**Problem to solve:**
Wherever the word "mail" appears in a line of the records, copy that line.

___ Data for this task

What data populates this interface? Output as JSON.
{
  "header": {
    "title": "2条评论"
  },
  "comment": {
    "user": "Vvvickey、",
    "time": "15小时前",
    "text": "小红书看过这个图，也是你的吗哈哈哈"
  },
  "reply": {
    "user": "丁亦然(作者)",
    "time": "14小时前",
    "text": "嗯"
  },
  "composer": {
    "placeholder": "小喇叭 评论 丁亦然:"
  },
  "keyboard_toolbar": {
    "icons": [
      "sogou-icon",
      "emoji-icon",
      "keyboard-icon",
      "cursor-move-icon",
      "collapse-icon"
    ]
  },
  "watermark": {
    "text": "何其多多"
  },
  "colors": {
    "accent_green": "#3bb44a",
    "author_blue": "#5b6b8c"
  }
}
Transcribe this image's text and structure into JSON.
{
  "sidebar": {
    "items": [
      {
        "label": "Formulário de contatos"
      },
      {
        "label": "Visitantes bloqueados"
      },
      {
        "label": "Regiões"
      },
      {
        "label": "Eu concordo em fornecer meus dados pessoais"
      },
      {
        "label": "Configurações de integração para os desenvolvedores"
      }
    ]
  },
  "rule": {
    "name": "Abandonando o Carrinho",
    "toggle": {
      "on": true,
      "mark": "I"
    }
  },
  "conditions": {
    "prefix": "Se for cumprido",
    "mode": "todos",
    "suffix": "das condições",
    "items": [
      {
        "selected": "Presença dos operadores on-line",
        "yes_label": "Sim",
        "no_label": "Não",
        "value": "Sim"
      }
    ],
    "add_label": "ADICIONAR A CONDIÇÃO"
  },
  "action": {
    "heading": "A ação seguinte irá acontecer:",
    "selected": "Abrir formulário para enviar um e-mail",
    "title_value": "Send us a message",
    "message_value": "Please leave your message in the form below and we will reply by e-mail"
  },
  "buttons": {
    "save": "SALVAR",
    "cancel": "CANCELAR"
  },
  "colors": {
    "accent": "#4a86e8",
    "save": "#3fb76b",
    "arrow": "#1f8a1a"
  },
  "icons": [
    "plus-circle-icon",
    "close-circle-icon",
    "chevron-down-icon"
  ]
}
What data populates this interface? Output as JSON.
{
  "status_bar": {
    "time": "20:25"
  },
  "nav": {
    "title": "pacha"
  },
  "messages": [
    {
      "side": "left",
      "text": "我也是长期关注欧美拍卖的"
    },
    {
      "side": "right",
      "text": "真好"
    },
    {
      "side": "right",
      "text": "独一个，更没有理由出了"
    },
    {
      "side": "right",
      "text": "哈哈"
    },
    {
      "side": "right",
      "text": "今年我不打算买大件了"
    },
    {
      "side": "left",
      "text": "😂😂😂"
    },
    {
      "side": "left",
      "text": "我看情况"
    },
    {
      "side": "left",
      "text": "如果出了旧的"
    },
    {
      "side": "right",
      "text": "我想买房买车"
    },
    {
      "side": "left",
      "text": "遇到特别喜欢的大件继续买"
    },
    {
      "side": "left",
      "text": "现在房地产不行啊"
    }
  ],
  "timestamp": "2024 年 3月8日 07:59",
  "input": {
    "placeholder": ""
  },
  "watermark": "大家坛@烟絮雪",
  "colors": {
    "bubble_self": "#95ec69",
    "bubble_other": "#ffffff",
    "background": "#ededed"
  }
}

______

**Answer:**
    "selected": "Abrir formulário para enviar um e-mail",
    "message_value": "Please leave your message in the form below and we will reply by e-mail"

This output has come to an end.